Kevin does not seem to develop along the same track as a normal child. A major plot point that serves as evidence of this is his resistance to potty training. Kevin almost seems to enjoy forcing his mother to change diapers well beyond the appropriate age. A Freudian would suggest that this behavior is the result of a prolonged fixation on the anal stage of psychosexual development. This is one indication that something is amiss in Kevin’s psyche.
Another underlying issue is that Eva was a sexually liberated, free spirit before she met Franklin. A Freudian might say she feels repressed or trapped within the confines of marriage. This causes her to resent her first child as an emblem of this entrapment.
In turn, Kevin intuits his mother’s resentment from the beginning, which hinders the normal maternal bonding process. As a result, both Eva and Kevin fail to connect emotionally. This causes Kevin to seek Eva’s attention in other ways, namely, by intentional misbehavior, as he matures. Eva then interprets this behavior as evidence of her son’s sociopathic nature rather than as a desperate plea for attention. This only deepens the divide between mother and son. By adolescence, Kevin’s behavioral patterns are fixed.
Franklin is a sort of patsy when it comes to Kevin. Kevin performs normalcy in front of his father, often being overtly affectionate and mild mannered as a display to anger his mother. A Freudian would suggest that Kevin does this because of an Oedipal desire for Eva. Since Eva is emotionally distant, Kevin vents his latent sexual frustrations in his treatment of Franklin. Freudians would say that this is Kevin’s attempt to make his mother jealous, thereby gaining his mother’s favor. Furthermore, Franklin is a sort of weakened male figure in the sense that he displays few traditionally masculine traits. Kevin interprets Franklin as inferior, a fact that further frustrates him when it comes to his mother.
The failure to resolve Kevin’s Oepidal complex stems from Eva’s resentment of her son, her preference for a perceived “weaker” male, and his stunted psychosexual development.
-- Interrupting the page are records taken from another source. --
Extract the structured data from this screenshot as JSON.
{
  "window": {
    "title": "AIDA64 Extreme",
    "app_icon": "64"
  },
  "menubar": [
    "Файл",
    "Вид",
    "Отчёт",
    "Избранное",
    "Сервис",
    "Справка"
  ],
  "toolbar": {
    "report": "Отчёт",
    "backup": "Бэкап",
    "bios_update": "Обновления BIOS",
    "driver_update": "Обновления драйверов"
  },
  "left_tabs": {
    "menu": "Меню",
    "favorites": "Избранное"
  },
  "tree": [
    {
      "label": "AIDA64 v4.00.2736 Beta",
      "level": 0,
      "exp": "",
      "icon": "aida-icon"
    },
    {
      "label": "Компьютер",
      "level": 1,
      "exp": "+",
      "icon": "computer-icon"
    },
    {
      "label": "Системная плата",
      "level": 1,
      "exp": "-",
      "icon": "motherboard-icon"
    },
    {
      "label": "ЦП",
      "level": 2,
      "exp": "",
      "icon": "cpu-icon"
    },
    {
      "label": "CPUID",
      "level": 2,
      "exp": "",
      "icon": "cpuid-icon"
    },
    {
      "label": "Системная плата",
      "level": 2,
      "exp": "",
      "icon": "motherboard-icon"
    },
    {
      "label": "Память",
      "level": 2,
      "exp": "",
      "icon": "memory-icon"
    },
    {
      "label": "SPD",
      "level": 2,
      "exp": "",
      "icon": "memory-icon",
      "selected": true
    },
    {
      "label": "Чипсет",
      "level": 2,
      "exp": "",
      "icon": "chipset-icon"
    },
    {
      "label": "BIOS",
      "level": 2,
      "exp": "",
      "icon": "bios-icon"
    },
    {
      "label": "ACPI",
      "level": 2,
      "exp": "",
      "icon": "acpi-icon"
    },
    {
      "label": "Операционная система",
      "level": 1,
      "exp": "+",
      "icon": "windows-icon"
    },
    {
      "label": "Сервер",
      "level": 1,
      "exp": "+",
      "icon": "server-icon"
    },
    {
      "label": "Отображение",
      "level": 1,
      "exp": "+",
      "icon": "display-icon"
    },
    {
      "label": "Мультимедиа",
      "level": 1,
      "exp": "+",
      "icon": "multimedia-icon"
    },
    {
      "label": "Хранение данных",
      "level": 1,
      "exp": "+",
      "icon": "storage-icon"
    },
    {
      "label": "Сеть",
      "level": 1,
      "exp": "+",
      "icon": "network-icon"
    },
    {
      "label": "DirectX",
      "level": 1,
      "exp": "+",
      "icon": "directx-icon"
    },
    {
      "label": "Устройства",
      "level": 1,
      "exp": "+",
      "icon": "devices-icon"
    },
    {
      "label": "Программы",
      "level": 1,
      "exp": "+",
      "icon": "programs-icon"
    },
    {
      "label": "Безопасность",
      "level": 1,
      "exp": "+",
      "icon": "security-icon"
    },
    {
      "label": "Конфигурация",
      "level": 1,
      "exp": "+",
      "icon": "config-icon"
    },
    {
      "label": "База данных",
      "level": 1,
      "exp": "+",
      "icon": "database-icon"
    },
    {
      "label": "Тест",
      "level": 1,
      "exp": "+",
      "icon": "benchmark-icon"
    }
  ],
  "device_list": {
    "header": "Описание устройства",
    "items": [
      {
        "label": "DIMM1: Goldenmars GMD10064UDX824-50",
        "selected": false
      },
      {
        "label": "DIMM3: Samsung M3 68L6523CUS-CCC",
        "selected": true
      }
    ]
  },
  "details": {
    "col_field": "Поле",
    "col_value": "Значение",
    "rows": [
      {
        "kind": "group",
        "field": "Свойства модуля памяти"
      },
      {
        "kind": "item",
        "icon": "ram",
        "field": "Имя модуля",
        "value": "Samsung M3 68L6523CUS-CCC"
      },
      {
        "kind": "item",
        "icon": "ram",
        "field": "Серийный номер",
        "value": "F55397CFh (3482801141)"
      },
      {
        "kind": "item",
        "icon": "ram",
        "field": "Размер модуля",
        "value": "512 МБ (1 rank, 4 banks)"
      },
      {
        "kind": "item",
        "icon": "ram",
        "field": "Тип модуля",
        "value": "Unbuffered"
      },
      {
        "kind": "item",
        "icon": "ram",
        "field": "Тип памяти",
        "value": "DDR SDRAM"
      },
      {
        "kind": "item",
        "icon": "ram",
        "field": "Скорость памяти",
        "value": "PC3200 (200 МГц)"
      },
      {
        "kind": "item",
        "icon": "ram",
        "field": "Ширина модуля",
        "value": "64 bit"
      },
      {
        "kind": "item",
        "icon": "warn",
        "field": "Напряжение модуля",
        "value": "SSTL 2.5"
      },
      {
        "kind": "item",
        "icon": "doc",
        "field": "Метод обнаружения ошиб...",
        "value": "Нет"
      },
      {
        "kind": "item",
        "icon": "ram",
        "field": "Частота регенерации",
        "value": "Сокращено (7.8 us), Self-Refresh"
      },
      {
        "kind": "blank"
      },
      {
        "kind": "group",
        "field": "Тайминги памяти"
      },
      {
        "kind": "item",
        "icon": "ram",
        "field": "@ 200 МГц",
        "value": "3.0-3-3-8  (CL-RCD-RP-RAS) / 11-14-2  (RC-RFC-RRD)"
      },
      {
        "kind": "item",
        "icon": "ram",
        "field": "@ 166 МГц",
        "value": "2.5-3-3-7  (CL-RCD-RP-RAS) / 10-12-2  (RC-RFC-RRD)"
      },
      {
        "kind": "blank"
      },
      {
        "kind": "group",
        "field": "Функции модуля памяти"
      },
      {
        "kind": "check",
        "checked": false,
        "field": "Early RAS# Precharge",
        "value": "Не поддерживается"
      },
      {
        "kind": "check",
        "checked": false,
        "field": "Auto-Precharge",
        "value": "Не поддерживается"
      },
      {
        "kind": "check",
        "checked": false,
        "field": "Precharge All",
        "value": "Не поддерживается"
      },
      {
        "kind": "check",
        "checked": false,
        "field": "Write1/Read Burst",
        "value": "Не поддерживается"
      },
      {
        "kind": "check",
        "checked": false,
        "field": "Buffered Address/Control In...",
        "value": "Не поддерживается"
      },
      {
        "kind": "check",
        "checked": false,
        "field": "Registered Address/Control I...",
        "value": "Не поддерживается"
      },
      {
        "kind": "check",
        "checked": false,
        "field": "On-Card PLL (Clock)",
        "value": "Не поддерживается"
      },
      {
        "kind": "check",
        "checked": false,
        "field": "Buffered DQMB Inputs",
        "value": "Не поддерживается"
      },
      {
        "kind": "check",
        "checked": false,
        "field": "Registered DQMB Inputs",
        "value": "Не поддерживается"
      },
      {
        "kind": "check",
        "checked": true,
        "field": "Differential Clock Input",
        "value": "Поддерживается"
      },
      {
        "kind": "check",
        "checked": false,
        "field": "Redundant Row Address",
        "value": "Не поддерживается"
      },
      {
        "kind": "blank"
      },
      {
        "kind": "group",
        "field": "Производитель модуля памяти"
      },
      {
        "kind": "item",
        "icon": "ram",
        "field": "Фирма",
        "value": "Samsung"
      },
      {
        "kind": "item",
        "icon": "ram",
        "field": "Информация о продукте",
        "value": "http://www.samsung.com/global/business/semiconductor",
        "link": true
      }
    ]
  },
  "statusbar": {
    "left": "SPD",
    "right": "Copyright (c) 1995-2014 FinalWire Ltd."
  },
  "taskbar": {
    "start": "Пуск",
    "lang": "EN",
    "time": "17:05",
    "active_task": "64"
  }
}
This also explains why he murders his father but not his mother; it is more than just coincidence. He wants to isolate her so that she is then forced to give him the maternal attention he craves. He ultimately succeeds because he is now imprisoned, and Eva’s guilt over what happened compel her to visit him regularly.